* _EXERCISE PROMPT_
Work through the entries below and report how many lines include "Logger". The number alone is the answer.

* _MATERIAL SUPPLIED_
--- START ---
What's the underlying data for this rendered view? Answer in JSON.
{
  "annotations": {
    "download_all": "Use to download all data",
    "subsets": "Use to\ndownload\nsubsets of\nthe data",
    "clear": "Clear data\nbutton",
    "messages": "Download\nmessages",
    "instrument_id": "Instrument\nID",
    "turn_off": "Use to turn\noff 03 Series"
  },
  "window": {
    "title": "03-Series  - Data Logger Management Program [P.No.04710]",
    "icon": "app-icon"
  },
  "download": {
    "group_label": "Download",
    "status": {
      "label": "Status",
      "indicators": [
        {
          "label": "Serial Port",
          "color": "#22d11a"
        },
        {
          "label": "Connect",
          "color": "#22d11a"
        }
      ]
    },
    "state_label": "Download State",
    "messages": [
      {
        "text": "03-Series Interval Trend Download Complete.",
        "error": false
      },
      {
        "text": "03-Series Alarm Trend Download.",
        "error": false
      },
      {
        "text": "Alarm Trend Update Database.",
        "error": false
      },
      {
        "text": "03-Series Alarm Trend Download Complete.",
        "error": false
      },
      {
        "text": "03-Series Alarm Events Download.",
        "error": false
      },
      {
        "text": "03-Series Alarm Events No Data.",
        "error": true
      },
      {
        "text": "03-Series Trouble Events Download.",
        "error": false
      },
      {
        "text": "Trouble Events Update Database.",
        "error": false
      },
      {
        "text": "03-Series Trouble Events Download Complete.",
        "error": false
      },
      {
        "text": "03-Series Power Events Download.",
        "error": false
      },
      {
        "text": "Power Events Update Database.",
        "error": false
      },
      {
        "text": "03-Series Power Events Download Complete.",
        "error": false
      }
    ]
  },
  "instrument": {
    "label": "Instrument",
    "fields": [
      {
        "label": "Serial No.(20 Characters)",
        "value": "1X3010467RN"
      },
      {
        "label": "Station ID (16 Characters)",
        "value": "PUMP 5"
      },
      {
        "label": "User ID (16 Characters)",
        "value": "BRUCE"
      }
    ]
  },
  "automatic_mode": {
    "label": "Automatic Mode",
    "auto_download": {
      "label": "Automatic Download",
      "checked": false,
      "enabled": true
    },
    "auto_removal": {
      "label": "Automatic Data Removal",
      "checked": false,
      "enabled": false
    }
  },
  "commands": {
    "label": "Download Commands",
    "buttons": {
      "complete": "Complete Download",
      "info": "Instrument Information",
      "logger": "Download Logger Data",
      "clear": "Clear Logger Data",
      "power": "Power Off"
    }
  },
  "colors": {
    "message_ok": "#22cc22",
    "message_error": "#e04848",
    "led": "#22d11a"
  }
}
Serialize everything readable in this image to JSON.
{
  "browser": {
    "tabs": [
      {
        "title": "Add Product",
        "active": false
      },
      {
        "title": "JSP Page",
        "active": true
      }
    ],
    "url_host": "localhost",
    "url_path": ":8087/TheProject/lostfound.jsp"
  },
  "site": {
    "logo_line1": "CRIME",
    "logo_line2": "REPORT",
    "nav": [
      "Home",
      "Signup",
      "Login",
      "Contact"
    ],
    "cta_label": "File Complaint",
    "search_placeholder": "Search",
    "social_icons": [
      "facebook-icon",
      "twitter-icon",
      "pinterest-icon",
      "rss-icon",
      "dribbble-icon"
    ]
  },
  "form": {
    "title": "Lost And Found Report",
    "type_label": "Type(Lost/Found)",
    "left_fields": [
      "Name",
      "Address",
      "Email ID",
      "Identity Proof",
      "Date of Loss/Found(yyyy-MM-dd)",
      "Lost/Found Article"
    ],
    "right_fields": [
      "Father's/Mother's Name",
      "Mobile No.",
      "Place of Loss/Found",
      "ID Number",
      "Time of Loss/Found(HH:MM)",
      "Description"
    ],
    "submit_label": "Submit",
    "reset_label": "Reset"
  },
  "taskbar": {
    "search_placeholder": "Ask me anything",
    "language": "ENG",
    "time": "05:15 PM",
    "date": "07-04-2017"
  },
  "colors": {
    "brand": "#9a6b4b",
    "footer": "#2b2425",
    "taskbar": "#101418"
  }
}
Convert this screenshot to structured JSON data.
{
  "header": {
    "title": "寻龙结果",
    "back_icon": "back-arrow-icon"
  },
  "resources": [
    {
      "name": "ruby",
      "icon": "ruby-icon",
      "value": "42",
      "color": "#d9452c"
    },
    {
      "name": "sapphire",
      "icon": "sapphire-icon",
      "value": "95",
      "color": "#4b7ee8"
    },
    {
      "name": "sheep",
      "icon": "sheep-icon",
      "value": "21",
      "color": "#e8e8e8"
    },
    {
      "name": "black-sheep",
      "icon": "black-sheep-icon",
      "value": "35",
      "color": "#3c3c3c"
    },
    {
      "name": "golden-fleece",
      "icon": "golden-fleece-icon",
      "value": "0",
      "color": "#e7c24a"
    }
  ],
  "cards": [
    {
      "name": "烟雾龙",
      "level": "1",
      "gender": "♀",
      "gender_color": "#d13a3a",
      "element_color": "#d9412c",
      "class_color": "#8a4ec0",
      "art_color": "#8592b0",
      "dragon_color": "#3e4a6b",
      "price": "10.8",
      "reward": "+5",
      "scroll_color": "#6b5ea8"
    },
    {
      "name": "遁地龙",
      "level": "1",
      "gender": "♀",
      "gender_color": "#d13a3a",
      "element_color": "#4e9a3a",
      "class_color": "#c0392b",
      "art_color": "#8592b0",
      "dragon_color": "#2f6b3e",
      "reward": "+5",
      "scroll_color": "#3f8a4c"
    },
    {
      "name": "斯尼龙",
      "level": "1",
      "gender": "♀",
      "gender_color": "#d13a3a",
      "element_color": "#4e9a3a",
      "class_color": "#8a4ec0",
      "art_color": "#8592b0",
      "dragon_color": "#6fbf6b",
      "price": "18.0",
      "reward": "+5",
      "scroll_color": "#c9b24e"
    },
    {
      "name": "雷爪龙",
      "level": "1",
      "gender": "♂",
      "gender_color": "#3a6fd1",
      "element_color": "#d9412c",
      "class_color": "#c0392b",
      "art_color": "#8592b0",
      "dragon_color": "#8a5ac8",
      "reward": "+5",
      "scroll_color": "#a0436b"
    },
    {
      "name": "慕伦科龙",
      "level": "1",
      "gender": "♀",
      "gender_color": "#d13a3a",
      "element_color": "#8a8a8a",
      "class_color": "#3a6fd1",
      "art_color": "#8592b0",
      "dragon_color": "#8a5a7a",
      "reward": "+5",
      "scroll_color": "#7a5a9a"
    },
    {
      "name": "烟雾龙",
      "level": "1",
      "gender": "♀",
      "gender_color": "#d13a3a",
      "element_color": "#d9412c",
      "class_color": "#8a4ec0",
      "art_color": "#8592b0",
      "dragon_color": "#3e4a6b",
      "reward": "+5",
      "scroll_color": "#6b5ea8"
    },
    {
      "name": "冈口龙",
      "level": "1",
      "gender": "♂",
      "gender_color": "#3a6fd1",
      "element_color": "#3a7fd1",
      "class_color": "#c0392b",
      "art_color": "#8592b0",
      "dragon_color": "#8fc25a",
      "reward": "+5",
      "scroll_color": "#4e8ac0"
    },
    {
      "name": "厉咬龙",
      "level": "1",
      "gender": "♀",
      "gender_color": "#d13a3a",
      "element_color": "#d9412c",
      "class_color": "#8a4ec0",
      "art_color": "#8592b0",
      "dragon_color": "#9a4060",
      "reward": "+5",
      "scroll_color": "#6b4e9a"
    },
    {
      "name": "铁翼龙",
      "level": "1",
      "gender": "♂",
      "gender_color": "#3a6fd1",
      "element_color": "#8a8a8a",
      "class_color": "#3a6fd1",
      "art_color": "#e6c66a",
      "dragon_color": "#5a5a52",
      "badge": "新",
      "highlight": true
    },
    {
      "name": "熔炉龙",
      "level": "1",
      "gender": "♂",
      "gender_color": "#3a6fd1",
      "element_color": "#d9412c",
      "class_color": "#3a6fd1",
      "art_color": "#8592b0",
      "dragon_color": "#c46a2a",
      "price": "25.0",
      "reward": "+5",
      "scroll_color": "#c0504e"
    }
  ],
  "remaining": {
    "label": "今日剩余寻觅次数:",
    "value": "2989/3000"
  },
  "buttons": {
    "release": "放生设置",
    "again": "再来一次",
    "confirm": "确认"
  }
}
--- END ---
* _SOLUTION TO THE EXERCISE_
3